In this case you used example #4 and made it ITM. You realize that you can get through two more orbits. You figure with stalling this will take 20+ minutes. You also know that now that the bubble has burst people will be flying out. So you stall to move up a few more payouts, also giving up any chance to win the MTT.
6) Medium+ Stack, in a Potential Elimination Hand and Near a Higher Payout
Sometimes you will pick up a hand that you know you will be going to the felt with in a large MTT. If you are very near a payout jump, you can stall this one hand as much as possible and hope for others to be eliminated and for Hand for Hand to start. If you can get to hand for hand while stalling, and somebody with a smaller stack is eliminated, you will still move up a payout even if eliminated on this hand.
7) Stalling to appear weak
If you stall a couple of hands near the bubble people will expect you to continue with your plans. Sometimes you do this to set someone up if you are willing to play back. This works best as you blinds are approaching, and you are willing to defend them.
So above are some examples of when it can be correct to stall. Now before I go any further, I need to clarify something. When I say stall, I mean stall. You use every possible second you can before acting. This includes letting your time expire if that slows down the table by an additional second or two. Stalling is not against the rules, so if you are going to do it, you do it. You don’t apologize for it. You will piss the table off in most cases, but who cares. You are employing a strategy that is with-in the rules of the poker site. Now let’s look at why stalling in general is a bad strategy.
Stalling will reduce the number of hands played per hour at your table, by a large amount. One player stalling can cause close to ½ as many hands to be played as what is normal. The blinds will continue to go up at the normal rate, so what you have done is cause there to be half has many hands per blind level at your table. You have caused the blinds at your table to be effectively turbo. I will not try to argue this point here, but in general slower structures favor the better players, while turbo structures reduce the better player’s edge. If you are a “better player”, you are reducing your edge by stalling. If you are outclassed at you table or in the MTT you may be helping your chances, but now you are relying on luck mostly to succeed.
So as I became a better MTT player, I found that there were much less situations where I could correctly employ stalling. Almost to the point where I don’t do it anymore. There are times when you should never stall as well.
Never Stall in an MTT When
1) There is more than 30 minutes to the expected bubble.
2) You are the largest stack at your table.
3) You are near the bubble, and at a passive table.
4) You are past the post bubble frenzy.
5) You feel you are one of the best players in the MTT.
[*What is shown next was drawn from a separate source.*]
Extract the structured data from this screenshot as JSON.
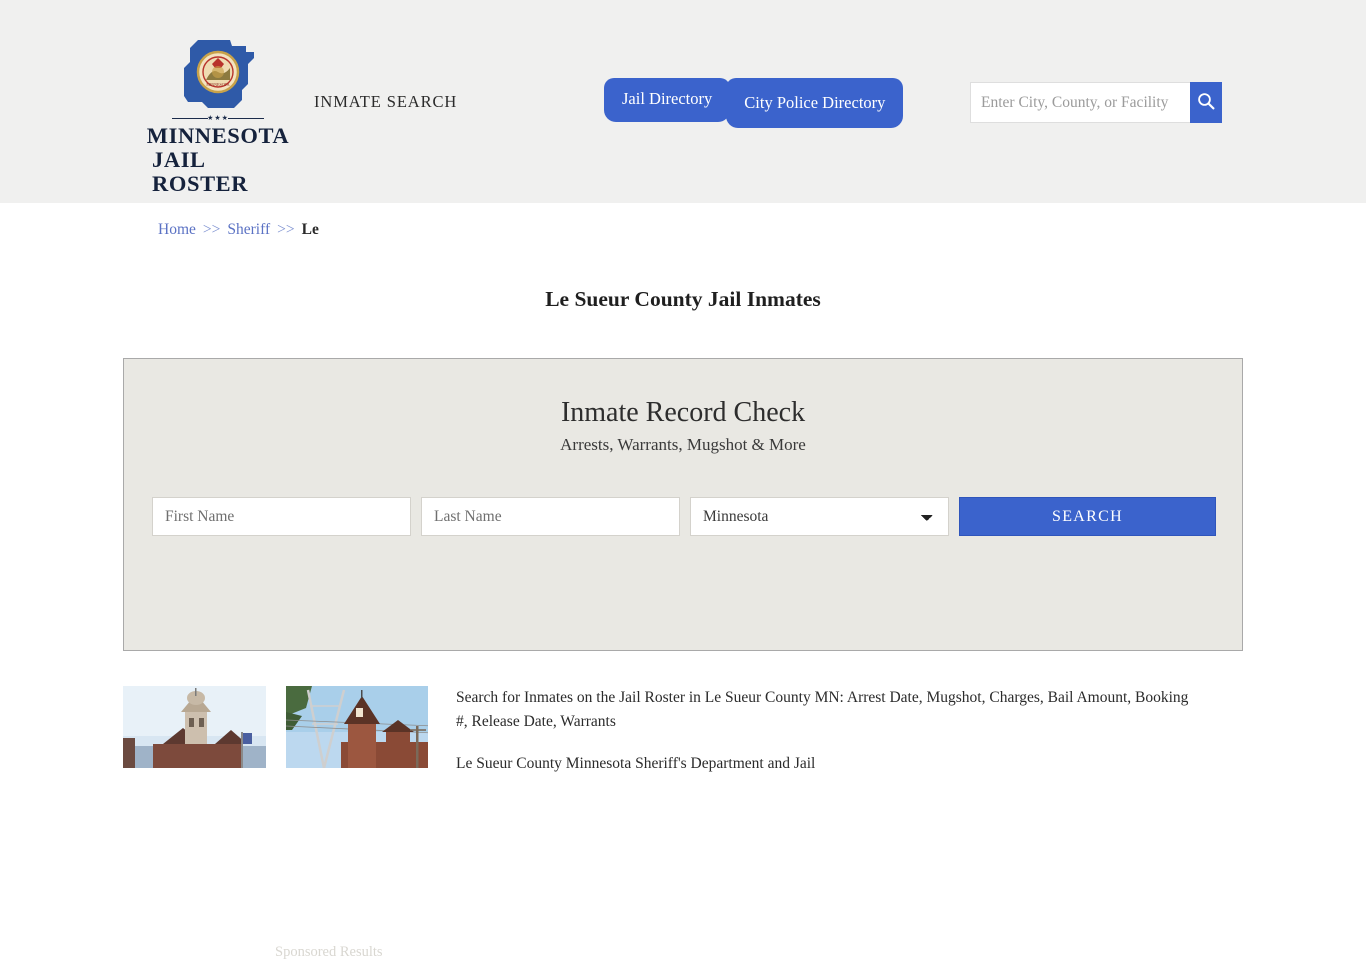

An interesting example is the Bodonkey. This is a small field MTT so in general stalling is ruled out. You do have the points which are worth a lot. I seat in the final is worth roughly $750, and the total buy-in for the series is only $198. So stalling to the points makes some sense except there are only two tables left at points bubble time. With two table left you lose most of your leverage from stalling making it not worth much. The next interesting bubble in the Bodonkey is for the 109 MTT credits. These go to the top five. So you are at a single table at that point, and stalling can’t help. Since there is such a huge payout jump from 6th place to 5th, not playing a hand now becomes a strategy with results similar to stalling. The fuck the guy in the blinds technique can also come into play on the 109 MTT credit bubble. This week I got through the 109 credit bubble for 4th place. I am sitting in 9th overall through 3 events. My goal in these things is to get the 109 credit first before focusing on the win. I think this is +EV, but I may have hurt my win chances this week a bit.